Points of reference
Our understanding of money seems to be in a state of flux, with the debate polarised between those who emphasise the fundamental “store of value” role of money, and those who, instead, see fiat money as a malleable component of monetary policy. If you agree with the latter school of thought, you can take a relaxed view of the future, in which debt, deficits and austerity are outmoded considerations. If you are of the former persuasion, however, you might worry that central banks are positioning us for a disaster in which money loses all credibility as a store of value.
My response is to fall back on three, I hope well-founded, observations.
First, it is perfectly possible for the value of money to be destroyed, in ways that the official line about balanced assets and liabilities apparently fails to take into account. If a bank decides to lend money to Mr A, and creates money for this purpose, assets and liabilities do indeed match – Mr A has an asset (say, £200,000 in his bank account) matched by a liability (his £200,000 debt to the bank). But what if he spends this money buying a property which then falls in value to, say, £150,000? It seems pretty clear that £50,000 has been “lost” or “destroyed” somewhere. Unless you believe that Greece (for instance) really can repay all of its debts at full value, the same logic can be applied to macro-scale debt as well.
My second observation, linked to this, is that money has no intrinsic value. This is certainly true of fiat money, which you cannot eat or put into your fuel tank, but is true, too, even of commodity money like gold, which you cannot eat either, and whose value also rests fundamentally on your ability to exchange it for items having utility. By this standard, then, real wealth lies in physical items (like land, machinery, resources, food and labour), though this definition of value clearly extends, also, to “quasi-physical” assets like intellectual property, human capital and brands.
This leads me to my third observation, which is that the ultimate role of money is as a proxy for the “real” economy. Specifically, money has value to the extent that it can be exchanged for what I call “things with utility“. Whatever happens to money, a farm has value in producing food, a mine has value in supplying minerals, and a house has value in providing somewhere to live.
Conclusions – dangerous territory
I conclude, then, that we are in very dangerous territory.
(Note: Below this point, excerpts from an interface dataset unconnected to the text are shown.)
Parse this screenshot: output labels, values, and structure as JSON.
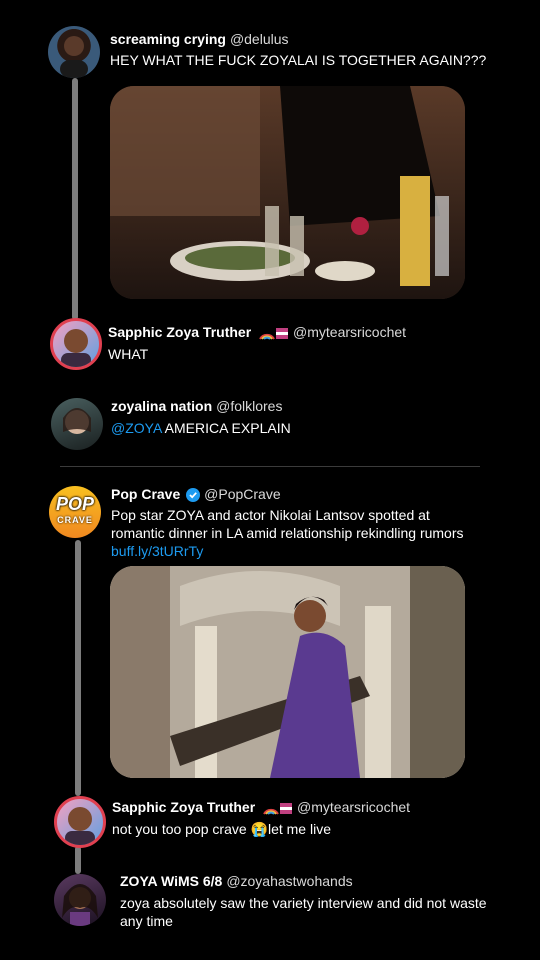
{
  "tweets": [
    {
      "display_name": "screaming crying",
      "handle": "@delulus",
      "text": "HEY WHAT THE FUCK ZOYALAI IS TOGETHER AGAIN???"
    },
    {
      "display_name": "Sapphic Zoya Truther",
      "handle": "@mytearsricochet",
      "text": "WHAT"
    },
    {
      "display_name": "zoyalina nation",
      "handle": "@folklores",
      "mention": "@ZOYA",
      "text": "AMERICA EXPLAIN"
    },
    {
      "display_name": "Pop Crave",
      "handle": "@PopCrave",
      "text": "Pop star ZOYA and actor Nikolai Lantsov spotted at romantic dinner in LA amid relationship rekindling rumors",
      "link": "buff.ly/3tURrTy",
      "logo_top": "POP",
      "logo_bottom": "CRAVE"
    },
    {
      "display_name": "Sapphic Zoya Truther",
      "handle": "@mytearsricochet",
      "text": "not you too pop crave 😭let me live"
    },
    {
      "display_name": "ZOYA WiMS 6/8",
      "handle": "@zoyahastwohands",
      "text": "zoya absolutely saw the variety interview and did not waste any time"
    }
  ],
  "colors": {
    "accent": "#1d9bf0",
    "thread": "#7d7d7d",
    "verified": "#1d9bf0"
  }
}
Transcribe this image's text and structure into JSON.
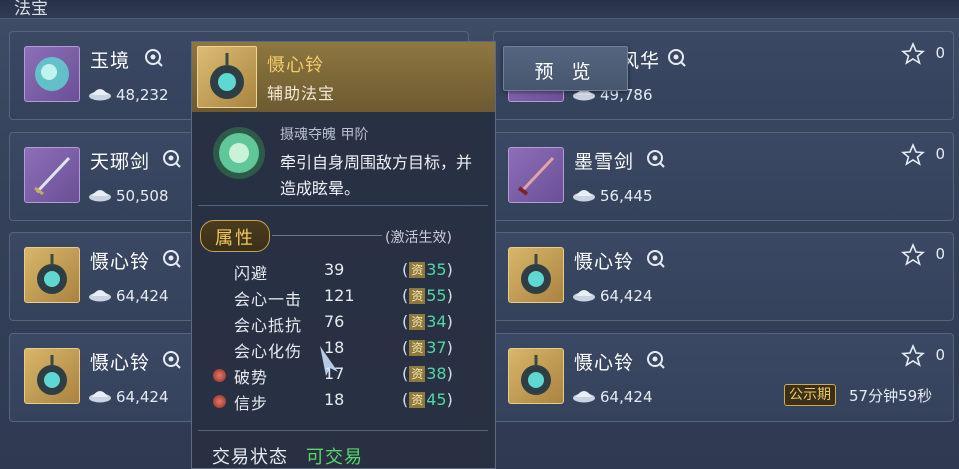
{
  "header": {
    "title": "法宝"
  },
  "preview_button": {
    "label": "预 览"
  },
  "items": [
    {
      "name": "玉境",
      "price": "48,232",
      "thumb": "purple"
    },
    {
      "name": "风华",
      "price": "49,786",
      "favorites": "0",
      "thumb": "purple"
    },
    {
      "name": "天琊剑",
      "price": "50,508",
      "thumb": "purple"
    },
    {
      "name": "墨雪剑",
      "price": "56,445",
      "favorites": "0",
      "thumb": "purple"
    },
    {
      "name": "慑心铃",
      "price": "64,424",
      "thumb": "gold"
    },
    {
      "name": "慑心铃",
      "price": "64,424",
      "favorites": "0",
      "thumb": "gold"
    },
    {
      "name": "慑心铃",
      "price": "64,424",
      "thumb": "gold"
    },
    {
      "name": "慑心铃",
      "price": "64,424",
      "favorites": "0",
      "thumb": "gold",
      "badge": "公示期",
      "countdown": "57分钟59秒"
    }
  ],
  "tooltip": {
    "name": "慑心铃",
    "type": "辅助法宝",
    "skill_name": "摄魂夺魄 甲阶",
    "skill_desc": "牵引自身周围敌方目标，并造成眩晕。",
    "attr_title": "属性",
    "activate_note": "(激活生效)",
    "grade_char": "资",
    "stats": [
      {
        "label": "闪避",
        "value": "39",
        "grade": "35",
        "special": false
      },
      {
        "label": "会心一击",
        "value": "121",
        "grade": "55",
        "special": false
      },
      {
        "label": "会心抵抗",
        "value": "76",
        "grade": "34",
        "special": false
      },
      {
        "label": "会心化伤",
        "value": "18",
        "grade": "37",
        "special": false
      },
      {
        "label": "破势",
        "value": "17",
        "grade": "38",
        "special": true
      },
      {
        "label": "信步",
        "value": "18",
        "grade": "45",
        "special": true
      }
    ],
    "trade_label": "交易状态",
    "trade_value": "可交易"
  },
  "colors": {
    "gold": "#f1c85e",
    "green_grade": "#52d6a2",
    "tradable": "#58d86a"
  }
}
Current monetary policy is dominated by the imperative of manipulating interest rates downwards, accomplished in part by inflating capital markets. As well as creating a gigantic bubble, this policy risks undermining the role of money as a store of value. Conservatives are probably right to say that this courts disaster, because the value of a currency depends fundamentally on the relationship between money on the one hand and, on the other, “things with utility”.
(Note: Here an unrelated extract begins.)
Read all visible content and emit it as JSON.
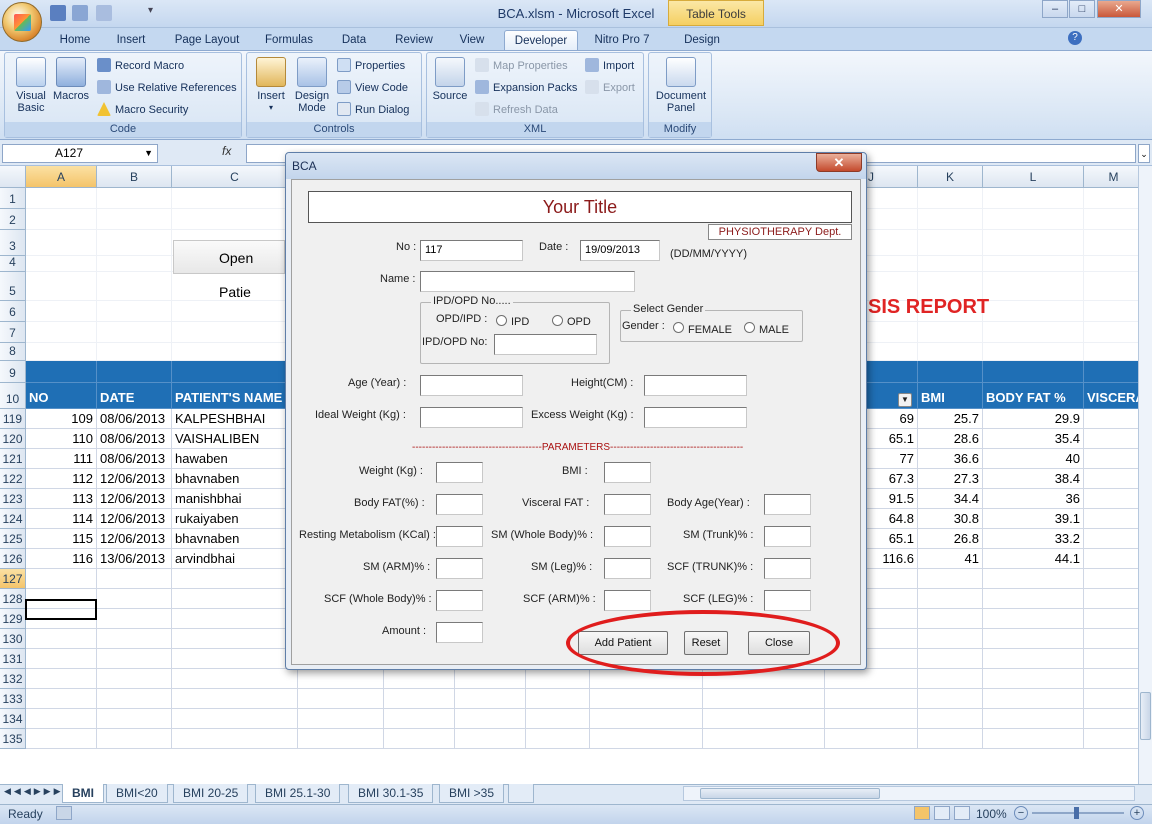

I further believe that monetary activism can all too often be a futile attempt to create wealth and growth where they do not actually exist.
In short, a system which reduces the price of money (interest rates) close to zero may be doing exactly the same thing to the value of money.
We may simply have replaced the folly which created the crash with a new folly which compounds its consequences.